To date, these models and those like them have only reached small pockets of young people in America, flourishing mainly within the private, independent, and alternative public education sectors that are largely free from the pressures of standardization and test-based accountability that have come to dominate the public education sector. Limited numbers of learner-centered examples exist within mainstream public education. They require special circumstances and extraordinary leadership to survive, often closing once circumstances or leadership change. And, due to the pressures of standardization and testing, they are always constrained in their ability to serve young people with fidelity to their model.
With only a small subset of schools embracing this radically different approach, this has meant families with resources are more likely to encounter, and choose, learner-centered schools that exist outside the domain of the public education system. These schools have remained largely inaccessible to the masses of young people served by the public school system, leaving these learners without access to the types of personalized, experiential, and relevant learning experiences that will best prepare them for life. Once again, those who are traditionally ill-served by our education system are at risk of being left behind.
The time has come to develop policies, systems, and structures that reflect learner-centered education and its unique attributes. While, for the most part, these new systems, structures, and policies have yet to be invented, we know their existence will hinge on the ability to transcend the constraints of the existing system.
We can start laying the groundwork for this new system by creating a research and development space for learner-centered leaders inside the public education sphere.
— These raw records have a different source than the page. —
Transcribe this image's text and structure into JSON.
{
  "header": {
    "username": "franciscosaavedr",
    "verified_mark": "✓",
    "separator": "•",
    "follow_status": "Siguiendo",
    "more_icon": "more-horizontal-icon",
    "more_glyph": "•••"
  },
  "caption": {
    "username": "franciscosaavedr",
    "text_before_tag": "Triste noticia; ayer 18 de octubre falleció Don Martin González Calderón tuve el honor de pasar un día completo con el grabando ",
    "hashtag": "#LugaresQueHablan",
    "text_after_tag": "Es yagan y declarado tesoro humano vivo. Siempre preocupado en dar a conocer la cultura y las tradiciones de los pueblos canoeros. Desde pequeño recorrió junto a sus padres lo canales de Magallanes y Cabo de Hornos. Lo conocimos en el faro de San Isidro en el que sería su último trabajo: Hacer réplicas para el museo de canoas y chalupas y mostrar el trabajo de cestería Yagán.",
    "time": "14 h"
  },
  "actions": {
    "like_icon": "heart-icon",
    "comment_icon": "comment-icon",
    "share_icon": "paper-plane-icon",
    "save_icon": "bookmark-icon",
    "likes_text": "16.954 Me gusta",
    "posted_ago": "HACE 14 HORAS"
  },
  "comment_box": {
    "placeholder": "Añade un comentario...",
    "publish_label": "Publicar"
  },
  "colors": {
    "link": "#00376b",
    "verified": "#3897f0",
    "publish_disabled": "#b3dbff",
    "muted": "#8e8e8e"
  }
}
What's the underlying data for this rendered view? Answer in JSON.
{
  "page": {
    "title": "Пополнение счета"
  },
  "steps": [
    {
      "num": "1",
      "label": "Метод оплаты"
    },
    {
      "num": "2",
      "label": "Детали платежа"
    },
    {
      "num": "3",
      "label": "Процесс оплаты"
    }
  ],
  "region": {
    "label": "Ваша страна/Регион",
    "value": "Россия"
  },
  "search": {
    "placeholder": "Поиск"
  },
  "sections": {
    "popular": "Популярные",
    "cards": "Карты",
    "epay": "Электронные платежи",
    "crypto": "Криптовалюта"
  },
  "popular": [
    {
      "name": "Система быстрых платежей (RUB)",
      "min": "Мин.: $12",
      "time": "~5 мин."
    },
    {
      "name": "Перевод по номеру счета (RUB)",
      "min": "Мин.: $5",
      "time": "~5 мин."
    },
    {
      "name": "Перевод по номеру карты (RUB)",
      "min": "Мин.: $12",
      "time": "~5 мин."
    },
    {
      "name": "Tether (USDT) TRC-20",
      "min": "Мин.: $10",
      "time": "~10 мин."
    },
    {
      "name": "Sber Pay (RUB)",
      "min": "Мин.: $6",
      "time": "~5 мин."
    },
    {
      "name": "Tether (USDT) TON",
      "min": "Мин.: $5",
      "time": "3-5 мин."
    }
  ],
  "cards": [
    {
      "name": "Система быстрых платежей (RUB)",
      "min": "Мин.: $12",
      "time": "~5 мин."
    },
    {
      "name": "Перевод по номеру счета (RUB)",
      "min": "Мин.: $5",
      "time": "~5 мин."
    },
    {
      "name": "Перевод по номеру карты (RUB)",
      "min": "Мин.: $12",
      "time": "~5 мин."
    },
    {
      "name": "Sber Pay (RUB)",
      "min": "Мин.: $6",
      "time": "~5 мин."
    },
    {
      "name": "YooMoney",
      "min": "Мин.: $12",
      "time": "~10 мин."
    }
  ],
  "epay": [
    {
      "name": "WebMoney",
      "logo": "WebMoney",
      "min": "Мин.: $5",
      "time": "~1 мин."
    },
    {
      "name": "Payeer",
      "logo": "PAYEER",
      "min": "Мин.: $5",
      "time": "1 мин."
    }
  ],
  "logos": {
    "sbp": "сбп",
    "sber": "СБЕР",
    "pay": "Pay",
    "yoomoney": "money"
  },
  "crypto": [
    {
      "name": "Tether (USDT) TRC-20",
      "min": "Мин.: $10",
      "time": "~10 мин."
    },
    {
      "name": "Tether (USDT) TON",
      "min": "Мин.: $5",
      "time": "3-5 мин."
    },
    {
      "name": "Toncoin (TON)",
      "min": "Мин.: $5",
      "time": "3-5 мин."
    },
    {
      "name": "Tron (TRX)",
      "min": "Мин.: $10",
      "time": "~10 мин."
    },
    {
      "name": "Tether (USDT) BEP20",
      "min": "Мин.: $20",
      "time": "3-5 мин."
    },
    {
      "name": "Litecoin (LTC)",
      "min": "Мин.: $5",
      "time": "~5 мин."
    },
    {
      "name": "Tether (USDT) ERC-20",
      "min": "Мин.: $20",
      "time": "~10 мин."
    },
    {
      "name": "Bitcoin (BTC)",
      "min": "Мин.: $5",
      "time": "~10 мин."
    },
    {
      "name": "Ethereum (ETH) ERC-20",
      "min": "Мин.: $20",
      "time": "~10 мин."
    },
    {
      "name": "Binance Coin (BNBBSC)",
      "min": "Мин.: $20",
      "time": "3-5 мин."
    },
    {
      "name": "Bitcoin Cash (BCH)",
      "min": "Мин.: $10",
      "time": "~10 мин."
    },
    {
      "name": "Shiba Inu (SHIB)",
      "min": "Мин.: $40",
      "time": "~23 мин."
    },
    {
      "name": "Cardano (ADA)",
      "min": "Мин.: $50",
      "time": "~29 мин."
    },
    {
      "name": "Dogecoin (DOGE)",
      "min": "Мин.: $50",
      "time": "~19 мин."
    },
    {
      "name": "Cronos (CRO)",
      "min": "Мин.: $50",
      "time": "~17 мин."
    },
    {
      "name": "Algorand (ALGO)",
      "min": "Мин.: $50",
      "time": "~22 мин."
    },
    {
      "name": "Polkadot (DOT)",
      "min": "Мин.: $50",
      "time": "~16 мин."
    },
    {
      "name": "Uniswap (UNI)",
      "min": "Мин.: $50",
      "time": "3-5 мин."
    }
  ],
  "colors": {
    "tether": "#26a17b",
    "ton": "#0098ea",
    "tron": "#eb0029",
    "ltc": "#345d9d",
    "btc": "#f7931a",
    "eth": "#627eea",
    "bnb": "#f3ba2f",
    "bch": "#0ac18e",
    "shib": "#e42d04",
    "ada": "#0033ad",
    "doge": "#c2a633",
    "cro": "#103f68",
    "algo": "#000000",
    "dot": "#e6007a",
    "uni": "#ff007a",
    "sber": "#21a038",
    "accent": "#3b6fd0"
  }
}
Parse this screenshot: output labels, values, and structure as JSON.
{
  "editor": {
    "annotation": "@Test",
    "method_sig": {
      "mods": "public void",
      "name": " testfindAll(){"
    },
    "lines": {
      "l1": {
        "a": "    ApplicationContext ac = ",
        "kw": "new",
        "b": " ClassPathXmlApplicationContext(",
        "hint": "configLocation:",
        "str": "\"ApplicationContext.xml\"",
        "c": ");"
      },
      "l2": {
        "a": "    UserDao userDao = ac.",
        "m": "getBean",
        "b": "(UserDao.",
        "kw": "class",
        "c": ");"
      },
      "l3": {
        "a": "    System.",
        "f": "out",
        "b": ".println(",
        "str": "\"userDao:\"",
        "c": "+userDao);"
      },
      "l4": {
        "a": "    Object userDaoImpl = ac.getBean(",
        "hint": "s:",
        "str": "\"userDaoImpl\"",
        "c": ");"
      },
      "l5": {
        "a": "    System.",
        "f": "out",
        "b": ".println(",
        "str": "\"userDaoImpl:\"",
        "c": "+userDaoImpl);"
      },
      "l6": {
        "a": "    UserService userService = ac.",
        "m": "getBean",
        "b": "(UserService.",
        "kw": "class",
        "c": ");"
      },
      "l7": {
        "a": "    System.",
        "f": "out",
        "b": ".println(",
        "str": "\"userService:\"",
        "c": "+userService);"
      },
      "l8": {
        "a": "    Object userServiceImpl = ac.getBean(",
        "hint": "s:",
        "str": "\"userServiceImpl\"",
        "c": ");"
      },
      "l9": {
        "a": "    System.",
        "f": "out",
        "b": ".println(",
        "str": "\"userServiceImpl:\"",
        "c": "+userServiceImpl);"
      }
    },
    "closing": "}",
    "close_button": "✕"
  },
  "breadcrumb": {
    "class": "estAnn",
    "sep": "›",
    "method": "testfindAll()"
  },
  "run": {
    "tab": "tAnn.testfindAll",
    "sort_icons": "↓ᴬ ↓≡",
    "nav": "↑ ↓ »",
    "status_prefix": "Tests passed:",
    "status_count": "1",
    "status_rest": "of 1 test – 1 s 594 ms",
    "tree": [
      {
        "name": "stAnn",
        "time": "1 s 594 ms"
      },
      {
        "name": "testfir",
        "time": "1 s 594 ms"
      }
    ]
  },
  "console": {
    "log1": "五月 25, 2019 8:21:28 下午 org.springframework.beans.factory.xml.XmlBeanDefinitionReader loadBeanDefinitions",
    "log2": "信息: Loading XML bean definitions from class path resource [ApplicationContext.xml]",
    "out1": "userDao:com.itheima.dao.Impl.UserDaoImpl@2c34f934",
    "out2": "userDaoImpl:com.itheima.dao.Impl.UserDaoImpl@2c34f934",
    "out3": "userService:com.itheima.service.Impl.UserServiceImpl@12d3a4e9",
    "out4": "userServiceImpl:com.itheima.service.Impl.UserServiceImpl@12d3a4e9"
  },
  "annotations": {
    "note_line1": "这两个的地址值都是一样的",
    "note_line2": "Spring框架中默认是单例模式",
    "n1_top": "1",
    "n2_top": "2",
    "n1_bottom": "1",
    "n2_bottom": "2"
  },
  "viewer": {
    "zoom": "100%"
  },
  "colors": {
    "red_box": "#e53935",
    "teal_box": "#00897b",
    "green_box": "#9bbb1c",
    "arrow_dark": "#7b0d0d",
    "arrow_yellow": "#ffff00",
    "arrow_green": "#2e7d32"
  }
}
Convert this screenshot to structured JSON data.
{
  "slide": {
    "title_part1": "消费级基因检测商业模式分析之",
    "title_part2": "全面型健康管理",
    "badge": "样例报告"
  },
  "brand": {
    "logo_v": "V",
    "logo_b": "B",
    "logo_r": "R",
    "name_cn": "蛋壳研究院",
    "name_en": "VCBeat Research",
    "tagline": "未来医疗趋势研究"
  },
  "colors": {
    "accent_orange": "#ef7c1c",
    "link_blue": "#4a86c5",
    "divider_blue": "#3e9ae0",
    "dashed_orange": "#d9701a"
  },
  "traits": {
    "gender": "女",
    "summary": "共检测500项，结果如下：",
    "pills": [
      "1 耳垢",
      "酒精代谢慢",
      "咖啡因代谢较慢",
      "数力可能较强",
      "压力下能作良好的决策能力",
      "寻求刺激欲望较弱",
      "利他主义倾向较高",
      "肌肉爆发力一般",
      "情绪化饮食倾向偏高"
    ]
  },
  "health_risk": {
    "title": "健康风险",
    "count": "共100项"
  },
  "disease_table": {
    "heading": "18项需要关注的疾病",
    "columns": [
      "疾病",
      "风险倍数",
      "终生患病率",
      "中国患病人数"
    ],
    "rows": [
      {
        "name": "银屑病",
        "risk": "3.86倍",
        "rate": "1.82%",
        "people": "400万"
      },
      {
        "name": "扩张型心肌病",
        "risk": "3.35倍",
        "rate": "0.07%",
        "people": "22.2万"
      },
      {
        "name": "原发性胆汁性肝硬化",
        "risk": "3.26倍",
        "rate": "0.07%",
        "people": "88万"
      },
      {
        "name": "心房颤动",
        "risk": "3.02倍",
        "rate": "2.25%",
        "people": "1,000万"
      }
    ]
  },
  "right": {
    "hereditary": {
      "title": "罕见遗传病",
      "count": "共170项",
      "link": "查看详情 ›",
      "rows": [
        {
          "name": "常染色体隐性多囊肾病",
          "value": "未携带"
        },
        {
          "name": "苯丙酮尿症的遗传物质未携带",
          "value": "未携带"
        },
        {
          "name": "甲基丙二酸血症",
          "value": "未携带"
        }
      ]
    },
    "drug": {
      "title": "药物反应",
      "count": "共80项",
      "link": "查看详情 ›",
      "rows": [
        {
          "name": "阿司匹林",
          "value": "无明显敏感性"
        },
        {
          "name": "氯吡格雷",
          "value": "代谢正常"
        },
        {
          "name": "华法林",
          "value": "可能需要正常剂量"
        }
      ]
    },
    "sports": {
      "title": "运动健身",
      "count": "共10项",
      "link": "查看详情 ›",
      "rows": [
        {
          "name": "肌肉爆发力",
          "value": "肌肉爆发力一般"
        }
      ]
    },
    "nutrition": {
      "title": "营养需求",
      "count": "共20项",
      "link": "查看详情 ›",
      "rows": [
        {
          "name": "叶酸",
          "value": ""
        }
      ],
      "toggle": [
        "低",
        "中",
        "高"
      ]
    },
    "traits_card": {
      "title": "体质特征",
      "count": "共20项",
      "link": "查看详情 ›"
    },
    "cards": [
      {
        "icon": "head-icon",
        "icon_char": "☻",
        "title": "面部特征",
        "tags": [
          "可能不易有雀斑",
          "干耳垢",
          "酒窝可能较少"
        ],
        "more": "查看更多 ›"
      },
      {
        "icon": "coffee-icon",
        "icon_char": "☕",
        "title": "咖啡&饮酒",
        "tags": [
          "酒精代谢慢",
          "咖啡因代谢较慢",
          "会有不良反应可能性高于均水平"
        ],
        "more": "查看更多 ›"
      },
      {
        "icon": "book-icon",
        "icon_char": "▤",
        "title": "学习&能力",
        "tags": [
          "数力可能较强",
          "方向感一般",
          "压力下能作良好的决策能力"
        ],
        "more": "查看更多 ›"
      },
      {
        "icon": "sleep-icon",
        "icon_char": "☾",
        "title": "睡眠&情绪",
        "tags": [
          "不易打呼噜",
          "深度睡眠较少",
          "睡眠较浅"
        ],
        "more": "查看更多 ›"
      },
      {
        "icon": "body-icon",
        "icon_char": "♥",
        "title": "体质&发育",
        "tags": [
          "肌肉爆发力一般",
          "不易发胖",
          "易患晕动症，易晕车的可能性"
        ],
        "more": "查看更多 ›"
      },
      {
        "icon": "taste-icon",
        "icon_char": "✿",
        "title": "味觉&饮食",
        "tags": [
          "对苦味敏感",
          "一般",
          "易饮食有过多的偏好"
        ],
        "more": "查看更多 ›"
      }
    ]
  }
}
Private industry and research labs provide the freedom and space professionals need to investigate the potential of new ideas, even as they continue to focus on improving existing products or systems. The same approach is needed within education.
Learner-centered leaders and practitioners should be able to leverage a thoughtfully designed set of flexibilities and freedoms to invent solutions to complex professional challenges. Even as we must continue improving the existing education system as much as possible for our young people, these leaders can investigate important challenges, such as how to credential learning that happens outside the walls of a school or how to fairly assess learning through means other than standardized, written tests.
To expand access to models like Montessori, Reggio Emilia, Expeditionary Learning, Big Picture Learning, and the hundreds of community-created single models that can transform how all children learn, we must showcase the potential of these promising practices to communities across the country. At the same time, we must also lay the groundwork for policies that promote flexibility in how learning happens, in how we assess what young people know and can do, and in what it means to be an educator. And, we must ensure public and private funding streams can also support these new approaches to learning.
If our education leaders take these steps, our public education system will be well-positioned to serve all students for the next century and beyond. It is time to step up to do what it will take to invent this transformed system. What can you do to advance this work?